> [What is required]: Spot each line in the records below where the word "placeholder" occurs, then copy it.
═══ Data section ═══
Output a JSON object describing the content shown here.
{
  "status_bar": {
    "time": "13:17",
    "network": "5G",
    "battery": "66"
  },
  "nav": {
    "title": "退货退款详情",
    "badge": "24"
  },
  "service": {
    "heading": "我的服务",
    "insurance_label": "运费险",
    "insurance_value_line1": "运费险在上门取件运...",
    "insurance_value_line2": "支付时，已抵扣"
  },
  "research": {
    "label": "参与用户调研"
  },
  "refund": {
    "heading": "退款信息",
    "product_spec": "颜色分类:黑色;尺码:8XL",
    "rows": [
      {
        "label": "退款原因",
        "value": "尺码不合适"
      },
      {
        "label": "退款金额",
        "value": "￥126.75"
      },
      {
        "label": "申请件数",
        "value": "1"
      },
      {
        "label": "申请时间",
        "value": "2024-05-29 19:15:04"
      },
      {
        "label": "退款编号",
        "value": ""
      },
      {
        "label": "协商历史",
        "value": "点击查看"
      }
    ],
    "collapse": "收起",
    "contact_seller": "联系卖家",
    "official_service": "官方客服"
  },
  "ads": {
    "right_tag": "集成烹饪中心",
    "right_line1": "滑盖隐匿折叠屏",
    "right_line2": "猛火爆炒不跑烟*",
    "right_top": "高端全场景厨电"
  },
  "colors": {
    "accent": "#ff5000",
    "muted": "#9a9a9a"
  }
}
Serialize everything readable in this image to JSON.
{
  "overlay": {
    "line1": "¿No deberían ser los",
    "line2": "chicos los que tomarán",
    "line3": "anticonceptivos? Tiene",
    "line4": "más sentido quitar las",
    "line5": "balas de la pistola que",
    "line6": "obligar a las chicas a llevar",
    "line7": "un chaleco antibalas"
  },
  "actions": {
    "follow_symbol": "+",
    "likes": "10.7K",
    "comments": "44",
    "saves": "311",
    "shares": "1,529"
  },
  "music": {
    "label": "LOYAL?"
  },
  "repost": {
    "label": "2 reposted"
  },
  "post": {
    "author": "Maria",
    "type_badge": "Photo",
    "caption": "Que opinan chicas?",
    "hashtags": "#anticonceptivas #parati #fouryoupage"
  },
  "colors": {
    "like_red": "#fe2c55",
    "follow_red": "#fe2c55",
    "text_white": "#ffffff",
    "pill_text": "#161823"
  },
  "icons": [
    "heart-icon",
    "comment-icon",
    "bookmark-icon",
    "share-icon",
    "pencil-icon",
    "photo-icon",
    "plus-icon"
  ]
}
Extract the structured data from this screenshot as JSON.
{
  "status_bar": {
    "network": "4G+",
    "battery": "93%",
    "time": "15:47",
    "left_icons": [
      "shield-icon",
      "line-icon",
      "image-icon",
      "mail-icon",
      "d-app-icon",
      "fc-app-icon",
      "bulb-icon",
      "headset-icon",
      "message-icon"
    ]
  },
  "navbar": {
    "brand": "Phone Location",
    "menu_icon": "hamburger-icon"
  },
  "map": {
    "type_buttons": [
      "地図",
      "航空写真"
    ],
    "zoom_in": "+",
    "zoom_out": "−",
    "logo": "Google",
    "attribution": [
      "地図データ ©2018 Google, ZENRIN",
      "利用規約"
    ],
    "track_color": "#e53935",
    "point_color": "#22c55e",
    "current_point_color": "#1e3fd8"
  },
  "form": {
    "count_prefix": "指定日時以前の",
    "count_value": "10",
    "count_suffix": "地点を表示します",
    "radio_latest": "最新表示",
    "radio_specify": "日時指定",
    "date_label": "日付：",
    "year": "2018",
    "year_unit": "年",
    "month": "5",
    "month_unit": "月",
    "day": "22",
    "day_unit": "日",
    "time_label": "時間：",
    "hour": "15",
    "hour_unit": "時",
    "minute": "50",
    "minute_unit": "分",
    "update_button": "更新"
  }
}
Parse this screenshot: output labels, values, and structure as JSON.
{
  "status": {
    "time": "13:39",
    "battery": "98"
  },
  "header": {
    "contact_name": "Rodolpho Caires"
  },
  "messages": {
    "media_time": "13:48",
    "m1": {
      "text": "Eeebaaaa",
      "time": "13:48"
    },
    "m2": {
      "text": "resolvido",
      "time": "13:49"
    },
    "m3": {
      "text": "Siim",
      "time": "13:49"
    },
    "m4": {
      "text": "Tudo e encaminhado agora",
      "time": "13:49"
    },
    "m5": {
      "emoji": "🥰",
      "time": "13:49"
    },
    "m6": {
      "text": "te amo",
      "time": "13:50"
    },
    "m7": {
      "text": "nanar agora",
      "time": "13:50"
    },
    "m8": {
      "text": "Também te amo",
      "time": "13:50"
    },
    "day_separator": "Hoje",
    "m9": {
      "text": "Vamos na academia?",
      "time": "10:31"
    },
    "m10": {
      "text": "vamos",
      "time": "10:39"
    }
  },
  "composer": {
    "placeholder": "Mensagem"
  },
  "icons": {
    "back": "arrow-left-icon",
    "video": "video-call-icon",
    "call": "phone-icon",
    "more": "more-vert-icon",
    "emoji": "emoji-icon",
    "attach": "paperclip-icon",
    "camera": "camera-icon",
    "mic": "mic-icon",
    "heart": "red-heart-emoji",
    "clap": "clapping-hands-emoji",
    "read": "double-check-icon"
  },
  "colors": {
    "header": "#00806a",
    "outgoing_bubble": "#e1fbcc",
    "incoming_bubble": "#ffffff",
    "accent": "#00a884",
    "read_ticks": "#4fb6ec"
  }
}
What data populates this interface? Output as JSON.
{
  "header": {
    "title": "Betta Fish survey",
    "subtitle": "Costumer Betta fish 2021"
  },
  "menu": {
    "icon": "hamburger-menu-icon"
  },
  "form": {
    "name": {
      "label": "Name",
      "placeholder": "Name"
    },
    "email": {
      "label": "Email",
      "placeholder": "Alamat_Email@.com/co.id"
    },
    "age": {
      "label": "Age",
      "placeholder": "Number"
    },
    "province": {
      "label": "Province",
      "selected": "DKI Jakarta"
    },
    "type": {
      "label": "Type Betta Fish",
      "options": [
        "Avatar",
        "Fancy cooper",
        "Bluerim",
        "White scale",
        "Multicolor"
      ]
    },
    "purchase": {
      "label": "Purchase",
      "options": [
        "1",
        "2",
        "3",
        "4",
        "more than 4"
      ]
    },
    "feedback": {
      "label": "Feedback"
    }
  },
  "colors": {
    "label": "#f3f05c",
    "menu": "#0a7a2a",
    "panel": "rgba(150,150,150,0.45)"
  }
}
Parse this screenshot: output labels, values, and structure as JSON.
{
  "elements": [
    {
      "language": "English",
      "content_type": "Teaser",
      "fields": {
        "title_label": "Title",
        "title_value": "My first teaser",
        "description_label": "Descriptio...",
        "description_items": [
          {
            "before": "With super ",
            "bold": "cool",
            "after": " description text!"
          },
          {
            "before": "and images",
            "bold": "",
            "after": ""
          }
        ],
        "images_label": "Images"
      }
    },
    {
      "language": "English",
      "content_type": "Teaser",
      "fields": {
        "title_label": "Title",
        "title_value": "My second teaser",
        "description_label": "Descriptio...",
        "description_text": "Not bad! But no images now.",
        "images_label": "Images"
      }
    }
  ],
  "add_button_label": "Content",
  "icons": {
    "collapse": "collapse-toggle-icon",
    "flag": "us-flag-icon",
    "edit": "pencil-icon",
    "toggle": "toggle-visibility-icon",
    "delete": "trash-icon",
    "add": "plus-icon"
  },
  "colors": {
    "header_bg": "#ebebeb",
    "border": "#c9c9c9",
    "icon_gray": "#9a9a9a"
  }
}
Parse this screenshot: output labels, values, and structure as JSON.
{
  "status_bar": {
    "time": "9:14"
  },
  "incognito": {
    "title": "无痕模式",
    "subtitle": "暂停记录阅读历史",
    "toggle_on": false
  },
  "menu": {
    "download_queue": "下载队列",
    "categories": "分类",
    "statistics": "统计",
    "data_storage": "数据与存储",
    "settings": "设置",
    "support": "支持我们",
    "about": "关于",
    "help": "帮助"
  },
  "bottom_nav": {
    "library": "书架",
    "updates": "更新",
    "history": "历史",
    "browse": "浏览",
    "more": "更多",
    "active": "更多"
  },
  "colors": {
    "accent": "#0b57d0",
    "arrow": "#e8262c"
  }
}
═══
> [Solution to the exercise]:
    "placeholder": "Mensagem"
      "placeholder": "Name"
      "placeholder": "Alamat_Email@.com/co.id"
      "placeholder": "Number"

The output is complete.